## WORK ITEM
Look over the entries below. Report how many lines hold the word "date", and only that.

--- --- ---

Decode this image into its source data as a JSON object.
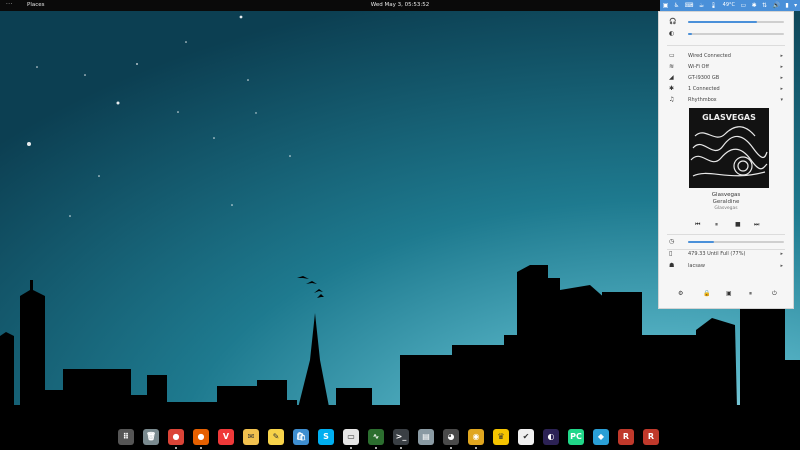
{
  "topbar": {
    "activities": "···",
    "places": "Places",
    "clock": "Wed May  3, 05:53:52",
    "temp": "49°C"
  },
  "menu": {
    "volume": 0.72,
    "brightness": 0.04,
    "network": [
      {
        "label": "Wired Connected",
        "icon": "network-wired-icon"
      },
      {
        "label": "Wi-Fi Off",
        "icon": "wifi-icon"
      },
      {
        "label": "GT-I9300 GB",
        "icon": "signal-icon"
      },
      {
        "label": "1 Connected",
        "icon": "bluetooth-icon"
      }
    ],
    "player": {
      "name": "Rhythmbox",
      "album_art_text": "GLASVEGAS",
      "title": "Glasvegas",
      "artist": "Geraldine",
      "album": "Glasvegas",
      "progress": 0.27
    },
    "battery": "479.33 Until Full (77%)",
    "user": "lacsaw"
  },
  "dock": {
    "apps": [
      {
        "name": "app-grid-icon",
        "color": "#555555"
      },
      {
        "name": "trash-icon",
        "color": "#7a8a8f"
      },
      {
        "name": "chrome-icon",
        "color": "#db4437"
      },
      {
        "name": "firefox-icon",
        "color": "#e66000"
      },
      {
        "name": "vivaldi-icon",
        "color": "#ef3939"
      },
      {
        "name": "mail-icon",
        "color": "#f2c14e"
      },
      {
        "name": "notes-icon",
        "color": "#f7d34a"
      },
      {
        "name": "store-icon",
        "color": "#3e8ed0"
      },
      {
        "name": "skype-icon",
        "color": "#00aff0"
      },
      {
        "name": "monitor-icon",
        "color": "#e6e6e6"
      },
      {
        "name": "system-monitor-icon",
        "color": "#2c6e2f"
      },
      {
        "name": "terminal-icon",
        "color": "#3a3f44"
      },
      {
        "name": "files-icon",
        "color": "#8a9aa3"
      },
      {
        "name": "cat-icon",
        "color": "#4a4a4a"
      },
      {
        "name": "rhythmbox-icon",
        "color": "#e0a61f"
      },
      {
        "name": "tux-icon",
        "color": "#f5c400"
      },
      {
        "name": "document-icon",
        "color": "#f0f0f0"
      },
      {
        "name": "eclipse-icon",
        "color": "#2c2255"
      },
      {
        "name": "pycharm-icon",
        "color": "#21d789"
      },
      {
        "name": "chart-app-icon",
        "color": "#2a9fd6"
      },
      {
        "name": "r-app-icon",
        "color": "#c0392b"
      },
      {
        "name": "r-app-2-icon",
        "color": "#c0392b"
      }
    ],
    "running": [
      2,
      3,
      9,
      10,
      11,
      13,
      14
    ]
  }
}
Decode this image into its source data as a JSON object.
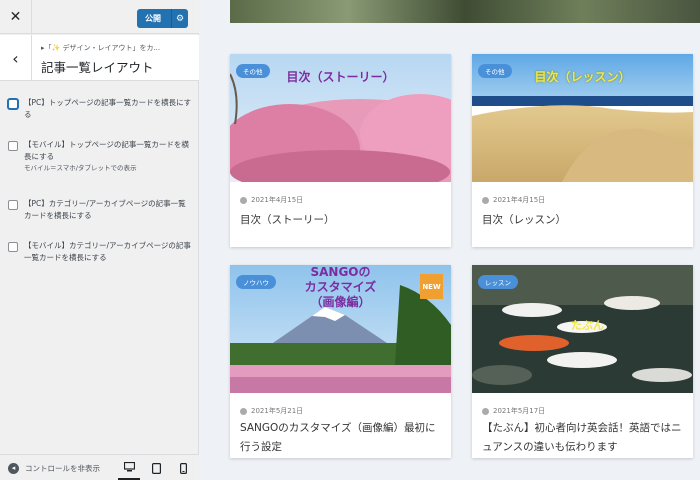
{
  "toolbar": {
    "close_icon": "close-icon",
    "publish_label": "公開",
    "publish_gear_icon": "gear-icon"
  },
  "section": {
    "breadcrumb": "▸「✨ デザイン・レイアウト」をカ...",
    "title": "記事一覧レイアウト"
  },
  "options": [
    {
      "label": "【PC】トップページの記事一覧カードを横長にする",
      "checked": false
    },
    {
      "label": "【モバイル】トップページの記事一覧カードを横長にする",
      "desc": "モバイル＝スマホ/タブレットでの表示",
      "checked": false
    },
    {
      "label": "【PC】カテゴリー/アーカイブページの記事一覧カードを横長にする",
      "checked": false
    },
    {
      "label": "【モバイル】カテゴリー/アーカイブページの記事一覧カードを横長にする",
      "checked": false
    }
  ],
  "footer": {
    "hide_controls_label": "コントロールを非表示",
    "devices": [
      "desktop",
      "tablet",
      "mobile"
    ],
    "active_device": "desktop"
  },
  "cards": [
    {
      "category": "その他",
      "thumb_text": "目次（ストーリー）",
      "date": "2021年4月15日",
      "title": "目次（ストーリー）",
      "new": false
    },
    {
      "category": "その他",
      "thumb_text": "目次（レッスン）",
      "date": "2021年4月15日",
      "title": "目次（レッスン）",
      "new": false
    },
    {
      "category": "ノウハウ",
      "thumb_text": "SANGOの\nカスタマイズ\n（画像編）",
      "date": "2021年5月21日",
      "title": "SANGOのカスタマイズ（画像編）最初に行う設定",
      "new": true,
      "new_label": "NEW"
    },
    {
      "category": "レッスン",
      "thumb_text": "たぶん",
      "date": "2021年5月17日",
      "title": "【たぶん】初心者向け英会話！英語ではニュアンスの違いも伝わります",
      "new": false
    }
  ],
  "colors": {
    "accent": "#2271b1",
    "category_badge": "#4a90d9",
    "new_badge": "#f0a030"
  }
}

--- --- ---

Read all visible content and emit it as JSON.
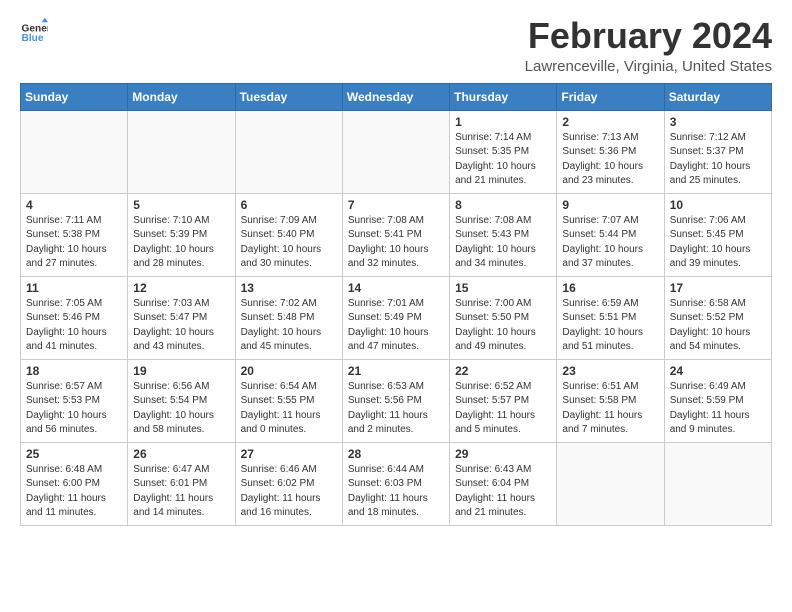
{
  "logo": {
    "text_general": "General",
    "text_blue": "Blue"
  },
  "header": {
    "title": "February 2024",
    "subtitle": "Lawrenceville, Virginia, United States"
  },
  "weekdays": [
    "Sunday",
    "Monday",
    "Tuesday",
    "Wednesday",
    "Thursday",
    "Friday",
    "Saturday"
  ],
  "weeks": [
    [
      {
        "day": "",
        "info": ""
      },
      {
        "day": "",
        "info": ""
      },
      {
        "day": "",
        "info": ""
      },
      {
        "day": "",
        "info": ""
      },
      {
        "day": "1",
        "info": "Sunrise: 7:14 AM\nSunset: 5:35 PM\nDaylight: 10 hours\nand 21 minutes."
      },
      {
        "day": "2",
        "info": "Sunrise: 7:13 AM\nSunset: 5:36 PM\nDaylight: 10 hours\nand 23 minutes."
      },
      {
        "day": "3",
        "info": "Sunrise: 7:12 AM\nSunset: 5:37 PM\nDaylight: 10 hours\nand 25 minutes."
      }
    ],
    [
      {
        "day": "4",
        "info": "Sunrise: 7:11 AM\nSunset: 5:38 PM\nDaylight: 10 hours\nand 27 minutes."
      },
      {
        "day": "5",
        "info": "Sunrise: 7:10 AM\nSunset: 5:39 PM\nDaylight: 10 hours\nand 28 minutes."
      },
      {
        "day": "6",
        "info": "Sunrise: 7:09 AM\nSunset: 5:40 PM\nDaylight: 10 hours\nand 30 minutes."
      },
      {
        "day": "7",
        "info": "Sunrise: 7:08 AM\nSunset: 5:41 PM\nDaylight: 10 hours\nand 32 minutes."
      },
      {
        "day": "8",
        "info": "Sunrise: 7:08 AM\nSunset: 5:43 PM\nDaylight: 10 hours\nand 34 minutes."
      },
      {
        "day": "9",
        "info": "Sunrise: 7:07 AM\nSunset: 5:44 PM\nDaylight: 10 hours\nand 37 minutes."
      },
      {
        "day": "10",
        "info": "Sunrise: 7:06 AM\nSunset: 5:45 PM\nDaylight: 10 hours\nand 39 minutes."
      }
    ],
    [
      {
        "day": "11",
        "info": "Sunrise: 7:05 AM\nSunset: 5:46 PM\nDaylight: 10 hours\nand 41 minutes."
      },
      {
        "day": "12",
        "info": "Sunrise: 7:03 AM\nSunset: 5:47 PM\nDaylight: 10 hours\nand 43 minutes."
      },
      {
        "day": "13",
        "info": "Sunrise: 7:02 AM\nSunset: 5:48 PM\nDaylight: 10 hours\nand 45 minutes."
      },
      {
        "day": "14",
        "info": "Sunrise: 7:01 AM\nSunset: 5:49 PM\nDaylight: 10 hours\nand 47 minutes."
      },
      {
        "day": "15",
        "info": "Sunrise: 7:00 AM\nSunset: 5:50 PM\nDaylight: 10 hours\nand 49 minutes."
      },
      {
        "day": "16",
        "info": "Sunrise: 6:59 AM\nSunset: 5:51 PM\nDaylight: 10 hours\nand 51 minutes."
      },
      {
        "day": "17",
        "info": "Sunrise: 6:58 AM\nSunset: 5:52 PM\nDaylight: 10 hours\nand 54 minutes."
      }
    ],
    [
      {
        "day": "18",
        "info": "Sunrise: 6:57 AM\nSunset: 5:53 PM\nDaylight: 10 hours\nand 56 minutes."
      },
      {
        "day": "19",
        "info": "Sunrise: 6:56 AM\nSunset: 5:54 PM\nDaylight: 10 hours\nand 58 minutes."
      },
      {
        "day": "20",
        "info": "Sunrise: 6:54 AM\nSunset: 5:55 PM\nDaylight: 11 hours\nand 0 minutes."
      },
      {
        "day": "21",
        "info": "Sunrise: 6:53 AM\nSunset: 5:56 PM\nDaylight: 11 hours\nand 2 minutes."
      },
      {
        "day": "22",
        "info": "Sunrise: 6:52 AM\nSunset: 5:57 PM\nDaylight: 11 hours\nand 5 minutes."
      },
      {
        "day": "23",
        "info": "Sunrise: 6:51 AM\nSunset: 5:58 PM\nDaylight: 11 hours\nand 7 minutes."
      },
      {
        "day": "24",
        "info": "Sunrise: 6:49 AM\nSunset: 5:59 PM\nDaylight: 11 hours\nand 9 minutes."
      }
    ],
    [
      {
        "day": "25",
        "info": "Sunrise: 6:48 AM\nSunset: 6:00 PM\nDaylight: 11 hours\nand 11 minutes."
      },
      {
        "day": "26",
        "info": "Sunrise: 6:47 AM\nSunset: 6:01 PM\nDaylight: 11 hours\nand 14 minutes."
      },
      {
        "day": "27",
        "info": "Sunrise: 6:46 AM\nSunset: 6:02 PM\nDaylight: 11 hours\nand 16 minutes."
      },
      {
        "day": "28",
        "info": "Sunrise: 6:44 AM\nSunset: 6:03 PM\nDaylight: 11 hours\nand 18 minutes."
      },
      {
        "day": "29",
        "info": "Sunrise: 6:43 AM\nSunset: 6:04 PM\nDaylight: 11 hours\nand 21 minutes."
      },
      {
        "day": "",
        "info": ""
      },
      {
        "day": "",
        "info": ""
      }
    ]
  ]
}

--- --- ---

## ANSWER TO THIS PROBLEM
4